Despite the varied nature of his investigations, a unifying principle is discernible throughout. As a student Ehrlich was fascinated by E. H. Heubel’s observation (1871) that in chronic lead poisoning the organs showed wide differences in content of the toxic element, differences that were paralleled in organs from normal animals immersed in dilute lead solutions. Thus the fruitful doctrine was initiated that biological activities are determined by specific chemical affinities and are quantitatively measurable. Ehrlich’s early work on dyes, on the oxygen need of the tissues, and on methylene blue treatment of malaria strengthened this belief, which also animated his chemotherapeutic strivings. The adapted aphorism “Corpora non agunt nisi fixata,” introduced in his address on chemotherapy before the 1913 International Congress of Medicine in London, epitomized a concept that is still valid and fruitful, particularly in cytochemistry.

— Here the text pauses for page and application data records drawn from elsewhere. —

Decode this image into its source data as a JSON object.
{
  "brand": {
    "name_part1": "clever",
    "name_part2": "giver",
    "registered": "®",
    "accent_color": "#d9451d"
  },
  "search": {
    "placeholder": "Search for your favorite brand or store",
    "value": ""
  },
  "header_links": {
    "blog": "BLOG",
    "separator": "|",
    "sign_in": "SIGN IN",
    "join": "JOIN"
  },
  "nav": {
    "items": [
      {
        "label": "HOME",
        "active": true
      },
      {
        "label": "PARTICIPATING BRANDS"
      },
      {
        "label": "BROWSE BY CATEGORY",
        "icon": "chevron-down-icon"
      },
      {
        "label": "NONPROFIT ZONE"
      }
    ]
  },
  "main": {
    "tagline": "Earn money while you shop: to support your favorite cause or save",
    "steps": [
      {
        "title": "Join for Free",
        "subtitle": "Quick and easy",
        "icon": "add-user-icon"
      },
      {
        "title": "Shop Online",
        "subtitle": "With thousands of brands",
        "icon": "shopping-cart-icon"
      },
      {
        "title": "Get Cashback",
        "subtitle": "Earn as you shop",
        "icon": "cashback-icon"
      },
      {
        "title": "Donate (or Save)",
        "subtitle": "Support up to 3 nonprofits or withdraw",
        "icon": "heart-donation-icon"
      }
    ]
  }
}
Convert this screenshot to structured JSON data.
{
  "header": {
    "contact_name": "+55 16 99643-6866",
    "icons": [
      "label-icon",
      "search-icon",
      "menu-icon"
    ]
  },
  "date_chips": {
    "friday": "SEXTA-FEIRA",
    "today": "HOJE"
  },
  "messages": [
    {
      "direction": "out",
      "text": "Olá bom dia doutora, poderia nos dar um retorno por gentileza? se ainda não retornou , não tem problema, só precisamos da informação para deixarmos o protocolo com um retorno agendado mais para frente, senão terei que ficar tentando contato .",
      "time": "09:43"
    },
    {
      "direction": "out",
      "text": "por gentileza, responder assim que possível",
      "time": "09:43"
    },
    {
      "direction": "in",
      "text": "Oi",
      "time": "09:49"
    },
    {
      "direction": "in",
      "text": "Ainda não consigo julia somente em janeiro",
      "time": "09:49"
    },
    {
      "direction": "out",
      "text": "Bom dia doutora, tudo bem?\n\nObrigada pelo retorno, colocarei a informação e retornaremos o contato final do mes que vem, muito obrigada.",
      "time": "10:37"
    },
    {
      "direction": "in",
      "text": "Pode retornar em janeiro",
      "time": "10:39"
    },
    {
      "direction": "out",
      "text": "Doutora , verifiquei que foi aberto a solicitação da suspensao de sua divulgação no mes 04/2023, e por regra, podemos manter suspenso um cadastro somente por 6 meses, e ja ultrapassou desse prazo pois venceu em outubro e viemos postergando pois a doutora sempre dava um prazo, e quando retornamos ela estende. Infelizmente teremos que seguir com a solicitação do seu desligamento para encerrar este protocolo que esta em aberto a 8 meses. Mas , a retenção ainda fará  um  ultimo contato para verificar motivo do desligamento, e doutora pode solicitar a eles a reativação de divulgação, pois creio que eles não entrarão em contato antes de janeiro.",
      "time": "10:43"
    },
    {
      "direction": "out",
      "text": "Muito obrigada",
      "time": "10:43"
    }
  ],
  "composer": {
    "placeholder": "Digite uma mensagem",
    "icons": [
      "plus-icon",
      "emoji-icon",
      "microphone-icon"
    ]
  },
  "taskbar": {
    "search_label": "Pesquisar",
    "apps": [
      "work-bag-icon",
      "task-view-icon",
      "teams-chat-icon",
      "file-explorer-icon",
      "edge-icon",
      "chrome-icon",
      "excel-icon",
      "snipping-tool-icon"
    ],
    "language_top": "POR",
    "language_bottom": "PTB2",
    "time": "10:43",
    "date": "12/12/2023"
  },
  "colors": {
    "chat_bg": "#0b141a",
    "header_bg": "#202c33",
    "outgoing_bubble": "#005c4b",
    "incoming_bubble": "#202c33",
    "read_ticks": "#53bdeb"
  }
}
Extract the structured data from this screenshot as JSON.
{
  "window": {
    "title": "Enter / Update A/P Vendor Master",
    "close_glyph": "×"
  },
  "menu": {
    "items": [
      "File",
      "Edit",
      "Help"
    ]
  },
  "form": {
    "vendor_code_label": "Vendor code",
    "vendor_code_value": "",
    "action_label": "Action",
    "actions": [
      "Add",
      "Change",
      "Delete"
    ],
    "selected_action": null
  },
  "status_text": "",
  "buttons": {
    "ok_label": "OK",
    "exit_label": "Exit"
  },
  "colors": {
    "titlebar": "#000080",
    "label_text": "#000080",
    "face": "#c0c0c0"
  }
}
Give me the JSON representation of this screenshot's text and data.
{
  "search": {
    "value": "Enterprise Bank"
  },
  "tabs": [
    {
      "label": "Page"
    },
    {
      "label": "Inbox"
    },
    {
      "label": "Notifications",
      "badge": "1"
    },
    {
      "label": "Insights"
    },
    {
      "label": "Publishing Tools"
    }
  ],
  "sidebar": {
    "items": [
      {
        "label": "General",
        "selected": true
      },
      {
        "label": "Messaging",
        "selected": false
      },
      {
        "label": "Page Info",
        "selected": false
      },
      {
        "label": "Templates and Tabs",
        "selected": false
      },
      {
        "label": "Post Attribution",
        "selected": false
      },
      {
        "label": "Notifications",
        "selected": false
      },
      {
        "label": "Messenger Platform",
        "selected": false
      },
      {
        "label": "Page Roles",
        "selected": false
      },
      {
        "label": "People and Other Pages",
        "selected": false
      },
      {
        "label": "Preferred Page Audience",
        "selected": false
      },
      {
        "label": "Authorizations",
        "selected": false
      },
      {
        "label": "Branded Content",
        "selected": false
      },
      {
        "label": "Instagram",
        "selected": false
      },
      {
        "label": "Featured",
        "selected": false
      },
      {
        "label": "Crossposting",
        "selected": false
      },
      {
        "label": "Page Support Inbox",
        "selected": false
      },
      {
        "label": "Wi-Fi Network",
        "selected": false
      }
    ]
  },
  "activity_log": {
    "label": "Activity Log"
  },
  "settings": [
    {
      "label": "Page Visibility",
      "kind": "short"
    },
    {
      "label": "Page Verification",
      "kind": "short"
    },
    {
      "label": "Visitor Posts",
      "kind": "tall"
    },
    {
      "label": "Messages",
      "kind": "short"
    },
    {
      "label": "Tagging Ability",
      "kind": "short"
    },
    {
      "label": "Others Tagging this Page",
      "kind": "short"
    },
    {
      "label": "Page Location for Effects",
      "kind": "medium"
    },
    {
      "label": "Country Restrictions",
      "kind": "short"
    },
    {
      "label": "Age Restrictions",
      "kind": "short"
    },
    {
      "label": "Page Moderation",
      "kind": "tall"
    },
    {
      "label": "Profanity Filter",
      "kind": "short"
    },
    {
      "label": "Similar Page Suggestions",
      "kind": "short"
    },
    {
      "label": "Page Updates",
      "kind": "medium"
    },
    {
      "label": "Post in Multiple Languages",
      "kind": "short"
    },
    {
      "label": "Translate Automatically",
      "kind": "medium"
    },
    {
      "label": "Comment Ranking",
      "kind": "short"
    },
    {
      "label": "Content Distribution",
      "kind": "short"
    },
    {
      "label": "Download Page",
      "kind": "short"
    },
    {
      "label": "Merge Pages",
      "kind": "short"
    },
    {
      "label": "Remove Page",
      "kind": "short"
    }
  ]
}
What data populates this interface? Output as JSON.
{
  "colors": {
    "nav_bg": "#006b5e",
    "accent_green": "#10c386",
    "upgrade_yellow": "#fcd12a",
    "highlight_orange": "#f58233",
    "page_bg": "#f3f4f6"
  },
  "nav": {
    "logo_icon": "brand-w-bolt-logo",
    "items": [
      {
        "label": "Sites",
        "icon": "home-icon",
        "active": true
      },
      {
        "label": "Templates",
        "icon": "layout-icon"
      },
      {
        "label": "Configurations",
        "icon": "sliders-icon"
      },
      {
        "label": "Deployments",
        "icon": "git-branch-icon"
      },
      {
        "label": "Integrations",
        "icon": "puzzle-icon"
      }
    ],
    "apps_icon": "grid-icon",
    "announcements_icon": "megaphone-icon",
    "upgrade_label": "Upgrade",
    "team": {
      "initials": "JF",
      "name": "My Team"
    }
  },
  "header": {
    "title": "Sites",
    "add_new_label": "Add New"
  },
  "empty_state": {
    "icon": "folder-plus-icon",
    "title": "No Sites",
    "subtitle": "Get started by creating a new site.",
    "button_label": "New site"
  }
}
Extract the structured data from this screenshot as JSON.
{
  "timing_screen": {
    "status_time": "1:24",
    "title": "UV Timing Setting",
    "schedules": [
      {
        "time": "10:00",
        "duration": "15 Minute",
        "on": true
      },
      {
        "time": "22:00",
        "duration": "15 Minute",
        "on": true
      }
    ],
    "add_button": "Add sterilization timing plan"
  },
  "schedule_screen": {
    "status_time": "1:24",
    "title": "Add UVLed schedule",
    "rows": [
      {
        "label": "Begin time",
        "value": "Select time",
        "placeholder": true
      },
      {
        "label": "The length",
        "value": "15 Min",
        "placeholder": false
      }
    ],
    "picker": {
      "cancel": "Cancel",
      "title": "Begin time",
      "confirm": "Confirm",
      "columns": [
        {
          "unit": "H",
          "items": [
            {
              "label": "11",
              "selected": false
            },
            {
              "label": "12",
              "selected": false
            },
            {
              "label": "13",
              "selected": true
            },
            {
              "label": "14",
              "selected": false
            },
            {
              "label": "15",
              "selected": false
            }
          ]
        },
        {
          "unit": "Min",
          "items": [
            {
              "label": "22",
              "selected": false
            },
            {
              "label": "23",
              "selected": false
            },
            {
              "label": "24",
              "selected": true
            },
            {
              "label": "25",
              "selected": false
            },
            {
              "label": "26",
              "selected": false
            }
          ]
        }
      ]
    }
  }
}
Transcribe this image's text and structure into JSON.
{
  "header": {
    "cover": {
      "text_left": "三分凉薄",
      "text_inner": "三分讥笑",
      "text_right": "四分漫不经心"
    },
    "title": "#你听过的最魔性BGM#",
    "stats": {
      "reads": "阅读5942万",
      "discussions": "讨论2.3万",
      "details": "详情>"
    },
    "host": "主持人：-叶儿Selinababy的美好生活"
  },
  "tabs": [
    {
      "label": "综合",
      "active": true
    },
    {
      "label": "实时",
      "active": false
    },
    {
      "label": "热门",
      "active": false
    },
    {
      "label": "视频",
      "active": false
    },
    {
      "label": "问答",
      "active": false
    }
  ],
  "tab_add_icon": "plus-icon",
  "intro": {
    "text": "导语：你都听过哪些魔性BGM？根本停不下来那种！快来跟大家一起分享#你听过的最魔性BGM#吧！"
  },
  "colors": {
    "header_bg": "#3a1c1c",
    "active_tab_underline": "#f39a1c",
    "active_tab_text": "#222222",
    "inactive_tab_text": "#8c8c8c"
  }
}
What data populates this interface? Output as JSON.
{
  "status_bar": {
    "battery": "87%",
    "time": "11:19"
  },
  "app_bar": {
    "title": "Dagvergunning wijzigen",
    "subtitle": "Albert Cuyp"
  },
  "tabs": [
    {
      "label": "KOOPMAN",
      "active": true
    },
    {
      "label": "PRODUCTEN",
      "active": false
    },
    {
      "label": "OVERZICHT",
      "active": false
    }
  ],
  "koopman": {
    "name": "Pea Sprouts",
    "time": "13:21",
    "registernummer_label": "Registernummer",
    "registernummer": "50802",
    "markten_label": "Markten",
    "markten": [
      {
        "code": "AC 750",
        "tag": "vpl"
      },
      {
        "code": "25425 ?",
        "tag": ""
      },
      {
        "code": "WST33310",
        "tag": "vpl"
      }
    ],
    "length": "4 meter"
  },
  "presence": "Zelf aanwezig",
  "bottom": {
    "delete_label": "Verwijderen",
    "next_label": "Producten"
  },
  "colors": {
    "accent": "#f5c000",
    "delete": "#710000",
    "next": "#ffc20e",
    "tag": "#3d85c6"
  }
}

To the creative momentum of a sound original principle of broad applicability, Ehrlich harnessed brilliant talents: a darting intelligence linked to untrammeled imagination; compulsive industriousness; the faculty of stereognostically visualizing benzene rings and structural chemical formulas; technical ingenuity and punctiliousness, and unique virtuosity in “test-tube” chemistry; the capacity to direct several lines of research simultaneously, through a system of daily “blocks” carrying written instructions to every co-worker; and the foresight to abandon paths that were unpromising. An autodidact, he was nobody’s disciple. His gift for coining words, phrases, and metaphors enriched the common vocabulary of science. Ehrlich conversed and lectured in German only, but he could read English and French and perused relevant scientific publications avidly and rapidly (reading “diagonally”). His tastes in general literature aspired no higher than Conan Doyle and he lacked feeling for art, but he was refreshed by simple music.
By nature Ehrlich was enthusiastic, good-humored, at times even bantering; but meanness, unfair criticism, or false claims to priority aroused fierce indignation. Although genuinely modest, he knew the importance of his work. He never lobbied for his own ends, was devoid of mercenary instinct, and was completely honorable in all his dealings. Lovably loyal to his family and countless friends, he was the very embodiment of minor eccentricity and true genius. As Sir Robert Muir wrote, “Ehrlich must be with the greatest, however small that company may be.”